The Channel Tunnel is to have a sprinkler system fitted after the fire last September, the third in 12 years, forced tunnel operator Eurotunnel to admit that it had underestimated the risk of disaster.
Eurotunnel is acting following the incident in September when a lorry caught fire, although it has been testing and debating a system since the first fire in 2006.Millions of passengers and lorries suffered subsequent delays and cancellations because all trains have been diverted to the other tunnel. Repairs are costing more than £50 million and normal train services will not resume until February 23.
It was the third time that a lorry travelling on an open wagon had caught fire. Car shuttle trains have carriages that can be sealed and filled with a suppressing gas in the event of a fire.
Eurotunnel has now admitted its mistake and is drawing up plans for an advanced sprinkler system, which will feature “Extinguishing stations” at intervals along the 31-mile twin tunnels. In the event of a fire, the train will stop at the next extinguishing station.

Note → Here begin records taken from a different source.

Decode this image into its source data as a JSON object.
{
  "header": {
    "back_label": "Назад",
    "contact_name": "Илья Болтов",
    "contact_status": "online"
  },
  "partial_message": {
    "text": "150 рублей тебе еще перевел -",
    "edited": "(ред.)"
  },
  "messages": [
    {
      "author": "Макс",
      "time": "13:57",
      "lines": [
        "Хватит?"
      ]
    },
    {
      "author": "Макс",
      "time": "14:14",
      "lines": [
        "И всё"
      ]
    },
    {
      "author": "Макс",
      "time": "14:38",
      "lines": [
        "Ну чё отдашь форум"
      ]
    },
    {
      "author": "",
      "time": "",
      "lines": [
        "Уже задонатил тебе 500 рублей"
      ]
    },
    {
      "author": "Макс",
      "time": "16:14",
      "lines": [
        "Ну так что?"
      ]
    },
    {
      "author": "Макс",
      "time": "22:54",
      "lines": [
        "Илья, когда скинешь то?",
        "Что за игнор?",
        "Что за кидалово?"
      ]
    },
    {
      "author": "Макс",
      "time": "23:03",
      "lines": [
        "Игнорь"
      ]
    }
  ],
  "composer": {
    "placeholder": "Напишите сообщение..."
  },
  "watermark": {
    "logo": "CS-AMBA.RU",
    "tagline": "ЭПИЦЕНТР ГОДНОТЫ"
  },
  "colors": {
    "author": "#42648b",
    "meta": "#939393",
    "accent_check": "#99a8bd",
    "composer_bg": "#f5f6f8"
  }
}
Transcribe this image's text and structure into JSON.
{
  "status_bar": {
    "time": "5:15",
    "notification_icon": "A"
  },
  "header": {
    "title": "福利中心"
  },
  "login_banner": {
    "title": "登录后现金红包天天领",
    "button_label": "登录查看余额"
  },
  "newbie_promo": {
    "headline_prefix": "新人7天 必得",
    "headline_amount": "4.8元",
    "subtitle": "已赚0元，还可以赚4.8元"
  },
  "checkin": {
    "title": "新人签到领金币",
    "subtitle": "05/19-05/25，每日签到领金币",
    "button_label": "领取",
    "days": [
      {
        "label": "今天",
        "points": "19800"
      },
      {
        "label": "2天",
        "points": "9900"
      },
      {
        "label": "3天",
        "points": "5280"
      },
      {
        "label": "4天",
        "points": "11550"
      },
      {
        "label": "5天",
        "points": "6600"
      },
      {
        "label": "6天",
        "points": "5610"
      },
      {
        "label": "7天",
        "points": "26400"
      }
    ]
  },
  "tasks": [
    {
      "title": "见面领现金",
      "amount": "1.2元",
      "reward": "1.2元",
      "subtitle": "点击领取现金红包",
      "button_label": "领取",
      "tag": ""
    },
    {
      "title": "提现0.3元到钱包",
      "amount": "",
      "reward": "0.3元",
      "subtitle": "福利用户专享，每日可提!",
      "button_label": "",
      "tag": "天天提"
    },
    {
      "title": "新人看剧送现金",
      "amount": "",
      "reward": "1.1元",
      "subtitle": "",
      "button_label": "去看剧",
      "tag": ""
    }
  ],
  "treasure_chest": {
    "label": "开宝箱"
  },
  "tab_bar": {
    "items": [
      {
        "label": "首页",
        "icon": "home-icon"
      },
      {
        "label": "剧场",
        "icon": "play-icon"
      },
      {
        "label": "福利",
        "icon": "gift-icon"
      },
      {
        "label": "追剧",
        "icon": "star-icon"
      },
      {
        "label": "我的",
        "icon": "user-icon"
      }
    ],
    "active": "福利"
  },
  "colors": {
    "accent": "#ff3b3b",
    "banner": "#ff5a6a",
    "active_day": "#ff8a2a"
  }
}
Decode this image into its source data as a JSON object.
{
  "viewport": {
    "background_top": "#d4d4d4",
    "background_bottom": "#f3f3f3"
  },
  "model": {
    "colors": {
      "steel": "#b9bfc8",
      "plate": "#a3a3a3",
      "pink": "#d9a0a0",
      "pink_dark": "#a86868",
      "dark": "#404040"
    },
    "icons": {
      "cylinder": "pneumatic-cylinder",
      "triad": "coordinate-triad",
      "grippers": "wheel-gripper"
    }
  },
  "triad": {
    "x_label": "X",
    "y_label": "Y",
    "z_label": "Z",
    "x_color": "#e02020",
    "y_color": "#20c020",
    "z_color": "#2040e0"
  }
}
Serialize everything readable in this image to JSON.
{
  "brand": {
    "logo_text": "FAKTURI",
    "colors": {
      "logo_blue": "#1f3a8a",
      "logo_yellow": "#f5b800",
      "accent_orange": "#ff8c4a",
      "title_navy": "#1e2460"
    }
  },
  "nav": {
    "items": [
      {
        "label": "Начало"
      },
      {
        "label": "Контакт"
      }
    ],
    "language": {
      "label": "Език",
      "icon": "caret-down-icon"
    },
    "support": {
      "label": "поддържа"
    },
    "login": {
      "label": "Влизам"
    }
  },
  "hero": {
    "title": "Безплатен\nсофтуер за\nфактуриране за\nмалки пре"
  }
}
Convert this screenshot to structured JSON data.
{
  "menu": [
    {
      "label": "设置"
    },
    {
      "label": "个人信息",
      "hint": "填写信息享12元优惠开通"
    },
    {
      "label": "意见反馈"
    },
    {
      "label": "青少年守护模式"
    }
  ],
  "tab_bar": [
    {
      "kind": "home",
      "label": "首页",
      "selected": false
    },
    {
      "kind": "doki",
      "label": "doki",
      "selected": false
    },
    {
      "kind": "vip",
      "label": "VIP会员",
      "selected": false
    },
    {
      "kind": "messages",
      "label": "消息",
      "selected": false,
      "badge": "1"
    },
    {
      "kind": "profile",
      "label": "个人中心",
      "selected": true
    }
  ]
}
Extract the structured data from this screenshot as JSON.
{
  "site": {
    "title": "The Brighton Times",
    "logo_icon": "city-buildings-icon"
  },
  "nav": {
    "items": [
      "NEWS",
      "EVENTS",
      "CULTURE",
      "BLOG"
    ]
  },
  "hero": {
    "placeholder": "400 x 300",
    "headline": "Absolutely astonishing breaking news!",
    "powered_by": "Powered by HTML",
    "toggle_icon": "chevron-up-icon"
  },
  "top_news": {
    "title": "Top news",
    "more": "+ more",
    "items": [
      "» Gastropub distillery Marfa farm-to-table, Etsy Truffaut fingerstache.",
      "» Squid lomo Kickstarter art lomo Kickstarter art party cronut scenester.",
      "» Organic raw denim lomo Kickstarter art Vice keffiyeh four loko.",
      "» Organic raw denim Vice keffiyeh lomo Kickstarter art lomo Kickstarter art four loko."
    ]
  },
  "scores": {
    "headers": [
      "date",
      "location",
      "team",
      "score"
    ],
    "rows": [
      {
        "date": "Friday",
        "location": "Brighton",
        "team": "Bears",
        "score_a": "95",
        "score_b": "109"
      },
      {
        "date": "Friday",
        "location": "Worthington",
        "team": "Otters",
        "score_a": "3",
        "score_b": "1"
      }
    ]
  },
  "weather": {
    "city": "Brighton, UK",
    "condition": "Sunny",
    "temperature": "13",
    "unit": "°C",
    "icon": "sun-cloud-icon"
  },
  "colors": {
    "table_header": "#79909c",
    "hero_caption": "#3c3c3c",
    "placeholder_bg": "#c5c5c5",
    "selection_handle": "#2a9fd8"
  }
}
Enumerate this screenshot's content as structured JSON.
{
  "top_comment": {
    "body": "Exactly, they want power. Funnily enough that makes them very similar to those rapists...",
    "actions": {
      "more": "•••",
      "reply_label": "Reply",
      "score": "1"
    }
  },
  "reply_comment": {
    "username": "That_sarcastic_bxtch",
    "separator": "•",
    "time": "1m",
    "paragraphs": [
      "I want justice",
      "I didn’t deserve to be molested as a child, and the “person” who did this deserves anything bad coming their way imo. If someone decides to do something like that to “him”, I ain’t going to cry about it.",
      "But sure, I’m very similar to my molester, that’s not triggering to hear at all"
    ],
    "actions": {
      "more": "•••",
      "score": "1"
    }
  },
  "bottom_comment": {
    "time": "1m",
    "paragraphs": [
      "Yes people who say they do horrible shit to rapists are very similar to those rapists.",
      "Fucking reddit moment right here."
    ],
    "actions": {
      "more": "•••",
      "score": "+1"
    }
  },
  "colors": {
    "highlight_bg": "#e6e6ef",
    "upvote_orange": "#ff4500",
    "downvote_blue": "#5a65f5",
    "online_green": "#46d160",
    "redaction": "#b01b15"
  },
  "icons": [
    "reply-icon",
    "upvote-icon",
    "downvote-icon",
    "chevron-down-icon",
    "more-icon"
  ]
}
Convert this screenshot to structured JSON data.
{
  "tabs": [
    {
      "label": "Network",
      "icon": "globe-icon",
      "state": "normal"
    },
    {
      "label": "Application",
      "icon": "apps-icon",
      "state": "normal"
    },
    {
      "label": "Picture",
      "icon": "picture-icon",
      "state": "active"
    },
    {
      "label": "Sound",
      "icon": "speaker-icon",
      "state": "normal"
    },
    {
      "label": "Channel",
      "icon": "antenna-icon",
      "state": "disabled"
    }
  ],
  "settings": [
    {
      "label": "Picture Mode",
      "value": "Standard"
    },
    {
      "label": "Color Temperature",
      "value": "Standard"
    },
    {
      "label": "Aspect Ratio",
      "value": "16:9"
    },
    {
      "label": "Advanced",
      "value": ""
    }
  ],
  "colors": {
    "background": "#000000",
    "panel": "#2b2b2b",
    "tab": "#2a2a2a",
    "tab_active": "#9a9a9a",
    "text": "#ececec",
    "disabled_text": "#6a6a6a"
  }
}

Heat detectors will locate the fire and high-pressure jets of water or foam will be aimed automatically at the source as soon as the last passenger has escaped into the service tunnel.
The system will first have to be approved by the Intergovernmental Commission, which oversees tunnel safety. It is could be installed by the end of next year.
“Extinguishing stations” will be built at intervals along the 31-mile (50km) twin tunnels.
Heat detectors will locate the fire and high-pressure jets of water or foam will be aimed automatically at the source as soon as the last passenger has escaped into the service tunnel.